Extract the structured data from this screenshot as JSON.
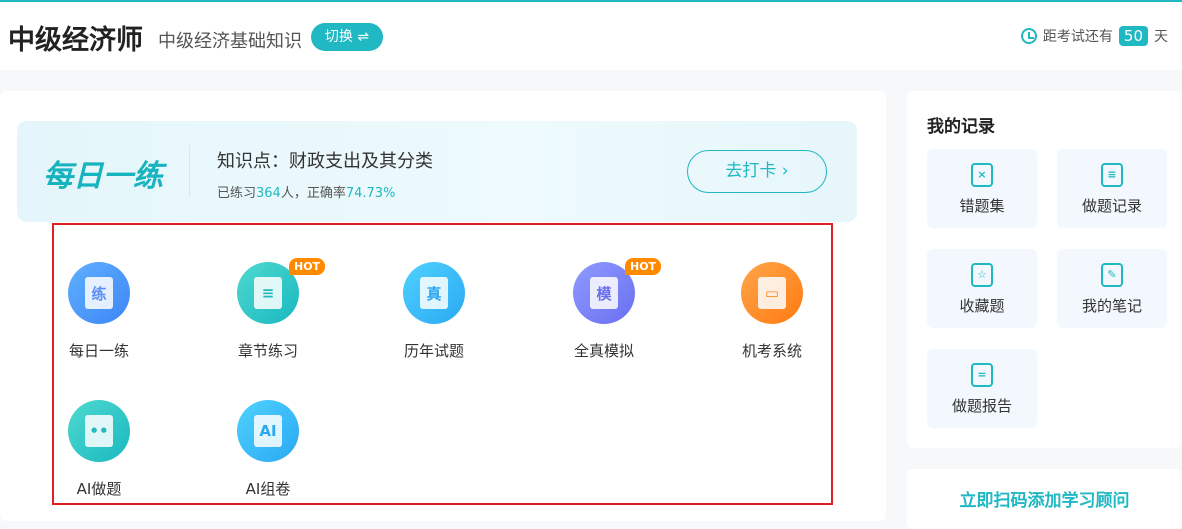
{
  "header": {
    "brand": "中级经济师",
    "subject": "中级经济基础知识",
    "switch_label": "切换 ⇌",
    "countdown_prefix": "距考试还有",
    "countdown_days": "50",
    "countdown_suffix": "天"
  },
  "banner": {
    "logo": "每日一练",
    "knowledge_point": "知识点：财政支出及其分类",
    "stats_prefix": "已练习",
    "practiced": "364",
    "stats_mid": "人，正确率",
    "accuracy": "74.73%",
    "checkin_label": "去打卡 ›"
  },
  "functions": [
    {
      "label": "每日一练",
      "glyph": "练",
      "hot": ""
    },
    {
      "label": "章节练习",
      "glyph": "≡",
      "hot": "HOT"
    },
    {
      "label": "历年试题",
      "glyph": "真",
      "hot": ""
    },
    {
      "label": "全真模拟",
      "glyph": "模",
      "hot": "HOT"
    },
    {
      "label": "机考系统",
      "glyph": "▭",
      "hot": ""
    },
    {
      "label": "AI做题",
      "glyph": "••",
      "hot": ""
    },
    {
      "label": "AI组卷",
      "glyph": "AI",
      "hot": ""
    }
  ],
  "records": {
    "title": "我的记录",
    "items": [
      {
        "label": "错题集",
        "glyph": "×"
      },
      {
        "label": "做题记录",
        "glyph": "≡"
      },
      {
        "label": "收藏题",
        "glyph": "☆"
      },
      {
        "label": "我的笔记",
        "glyph": "✎"
      },
      {
        "label": "做题报告",
        "glyph": "="
      }
    ]
  },
  "advisor": {
    "label": "立即扫码添加学习顾问"
  },
  "colors": {
    "accent": "#1fb8c3",
    "hot": "#ff8a00",
    "highlight_box": "#e02020"
  }
}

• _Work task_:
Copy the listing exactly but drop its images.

• _Reply_:
Extract the structured data from this screenshot as JSON.
{
  "header": {
    "brand": "中级经济师",
    "subject": "中级经济基础知识",
    "switch_label": "切换 ⇌",
    "countdown_prefix": "距考试还有",
    "countdown_days": "50",
    "countdown_suffix": "天"
  },
  "banner": {
    "logo": "每日一练",
    "knowledge_point": "知识点：财政支出及其分类",
    "stats_prefix": "已练习",
    "practiced": "364",
    "stats_mid": "人，正确率",
    "accuracy": "74.73%",
    "checkin_label": "去打卡 ›"
  },
  "functions": [
    {
      "label": "每日一练",
      "glyph": "练",
      "hot": ""
    },
    {
      "label": "章节练习",
      "glyph": "≡",
      "hot": "HOT"
    },
    {
      "label": "历年试题",
      "glyph": "真",
      "hot": ""
    },
    {
      "label": "全真模拟",
      "glyph": "模",
      "hot": "HOT"
    },
    {
      "label": "机考系统",
      "glyph": "▭",
      "hot": ""
    },
    {
      "label": "AI做题",
      "glyph": "••",
      "hot": ""
    },
    {
      "label": "AI组卷",
      "glyph": "AI",
      "hot": ""
    }
  ],
  "records": {
    "title": "我的记录",
    "items": [
      {
        "label": "错题集",
        "glyph": "×"
      },
      {
        "label": "做题记录",
        "glyph": "≡"
      },
      {
        "label": "收藏题",
        "glyph": "☆"
      },
      {
        "label": "我的笔记",
        "glyph": "✎"
      },
      {
        "label": "做题报告",
        "glyph": "="
      }
    ]
  },
  "advisor": {
    "label": "立即扫码添加学习顾问"
  },
  "colors": {
    "accent": "#1fb8c3",
    "hot": "#ff8a00",
    "highlight_box": "#e02020"
  }
}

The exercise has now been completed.